= Beginning of Section =
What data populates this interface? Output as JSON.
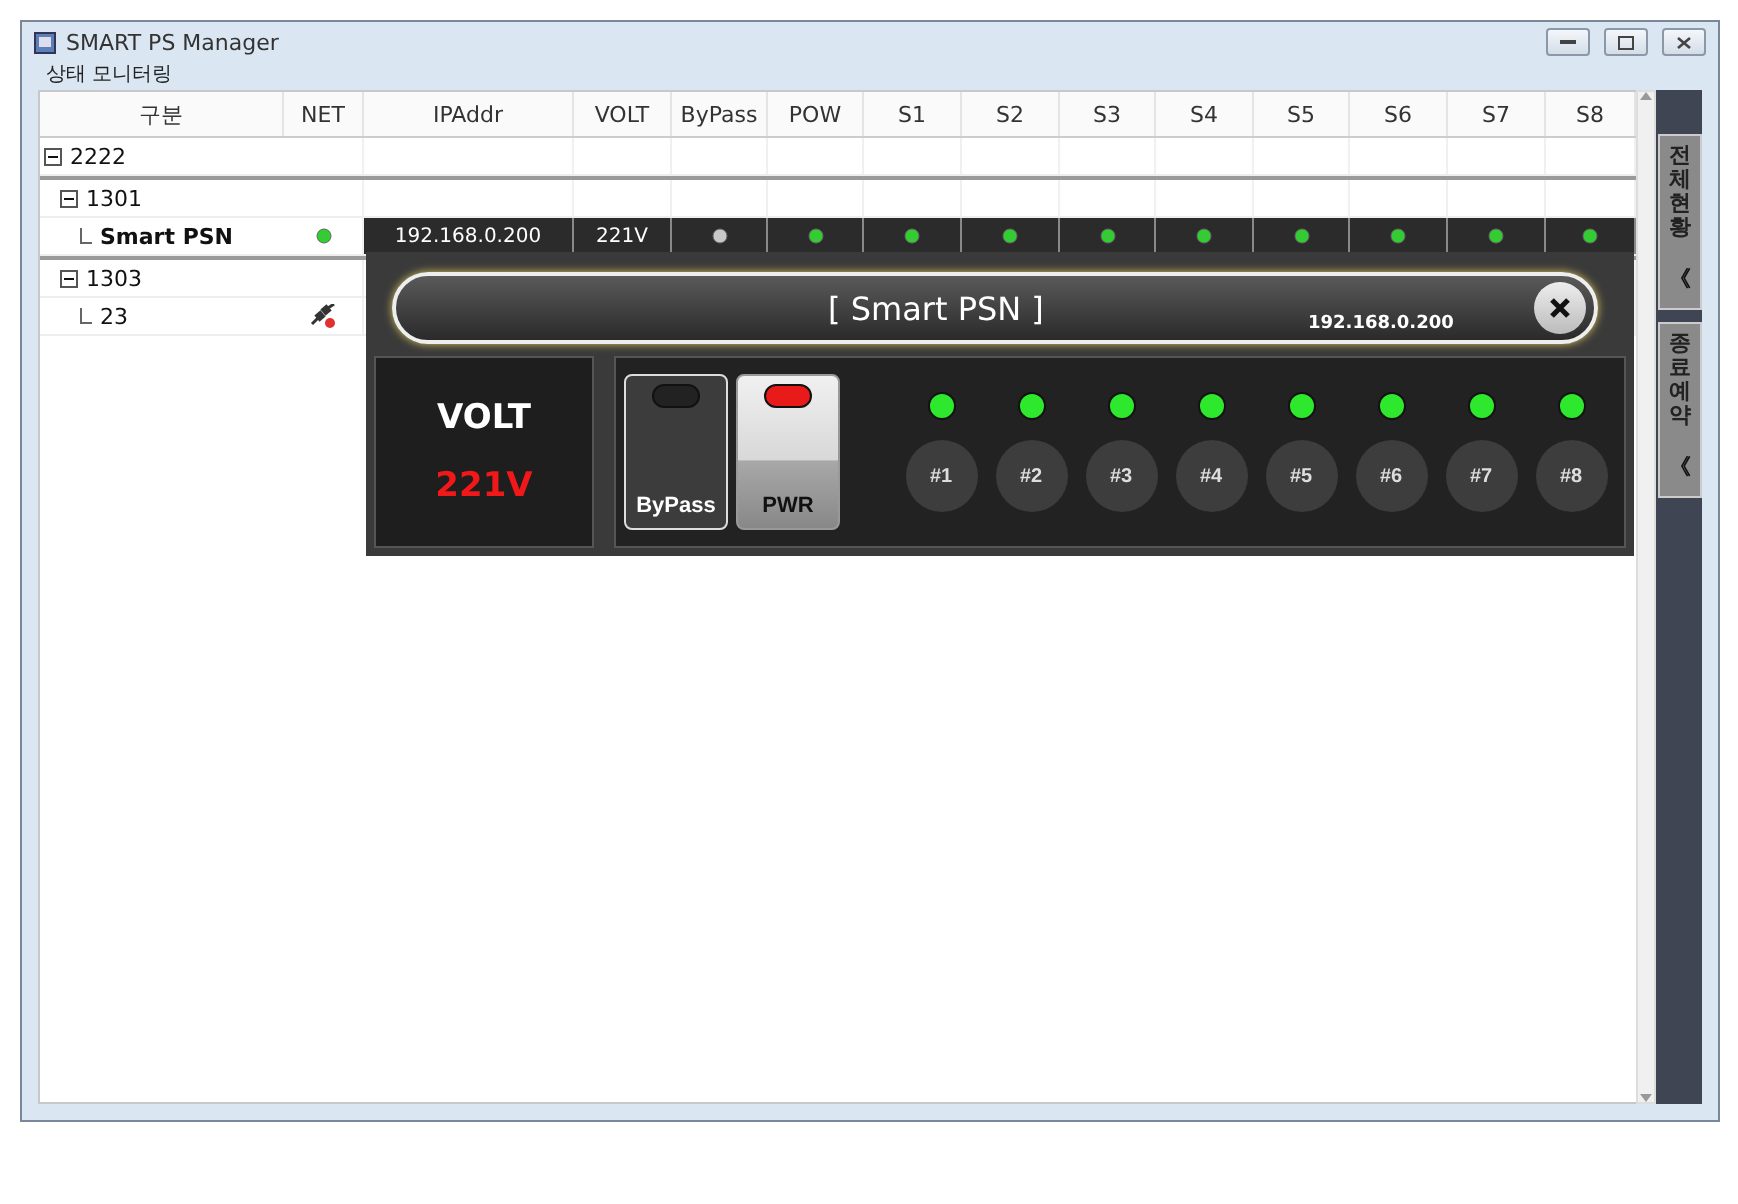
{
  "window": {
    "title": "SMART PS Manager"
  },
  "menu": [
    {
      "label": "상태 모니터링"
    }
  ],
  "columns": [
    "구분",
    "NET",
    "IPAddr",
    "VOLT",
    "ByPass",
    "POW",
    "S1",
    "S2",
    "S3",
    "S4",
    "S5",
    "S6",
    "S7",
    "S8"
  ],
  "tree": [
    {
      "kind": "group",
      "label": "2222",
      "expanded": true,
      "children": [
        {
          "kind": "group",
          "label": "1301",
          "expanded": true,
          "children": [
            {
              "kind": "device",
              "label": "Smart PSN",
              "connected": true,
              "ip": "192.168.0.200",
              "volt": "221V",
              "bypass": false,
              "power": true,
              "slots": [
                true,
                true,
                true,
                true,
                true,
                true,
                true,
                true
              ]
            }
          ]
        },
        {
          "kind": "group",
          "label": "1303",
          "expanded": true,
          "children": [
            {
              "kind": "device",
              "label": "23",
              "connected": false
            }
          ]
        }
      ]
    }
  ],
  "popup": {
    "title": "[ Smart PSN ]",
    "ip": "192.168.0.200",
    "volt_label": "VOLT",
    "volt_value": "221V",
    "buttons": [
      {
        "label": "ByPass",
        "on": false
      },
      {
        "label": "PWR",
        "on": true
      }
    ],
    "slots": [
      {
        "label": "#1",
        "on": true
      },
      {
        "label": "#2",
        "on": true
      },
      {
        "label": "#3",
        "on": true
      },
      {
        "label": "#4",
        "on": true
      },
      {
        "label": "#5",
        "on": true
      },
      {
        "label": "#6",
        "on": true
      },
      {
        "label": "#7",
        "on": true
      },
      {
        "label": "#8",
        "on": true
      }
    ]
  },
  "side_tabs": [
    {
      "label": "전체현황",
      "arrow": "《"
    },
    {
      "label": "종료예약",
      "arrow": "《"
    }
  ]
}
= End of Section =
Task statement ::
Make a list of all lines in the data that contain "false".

Finished task ::
              "bypass": false,
              "connected": false
        "on": false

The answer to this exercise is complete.